- WHAT YOU NEED TO DO -
All of the data below is to be output without alteration.

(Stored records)
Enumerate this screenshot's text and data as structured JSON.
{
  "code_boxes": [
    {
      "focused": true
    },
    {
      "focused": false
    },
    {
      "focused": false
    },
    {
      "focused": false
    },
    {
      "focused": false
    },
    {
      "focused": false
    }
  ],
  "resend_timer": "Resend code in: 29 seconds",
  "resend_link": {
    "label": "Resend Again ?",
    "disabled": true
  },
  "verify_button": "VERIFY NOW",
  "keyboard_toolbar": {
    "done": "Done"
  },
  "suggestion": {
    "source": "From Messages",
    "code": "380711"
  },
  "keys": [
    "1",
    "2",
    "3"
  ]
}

- RESPONSE BELOW -
Enumerate this screenshot's text and data as structured JSON.
{
  "code_boxes": [
    {
      "focused": true
    },
    {
      "focused": false
    },
    {
      "focused": false
    },
    {
      "focused": false
    },
    {
      "focused": false
    },
    {
      "focused": false
    }
  ],
  "resend_timer": "Resend code in: 29 seconds",
  "resend_link": {
    "label": "Resend Again ?",
    "disabled": true
  },
  "verify_button": "VERIFY NOW",
  "keyboard_toolbar": {
    "done": "Done"
  },
  "suggestion": {
    "source": "From Messages",
    "code": "380711"
  },
  "keys": [
    "1",
    "2",
    "3"
  ]
}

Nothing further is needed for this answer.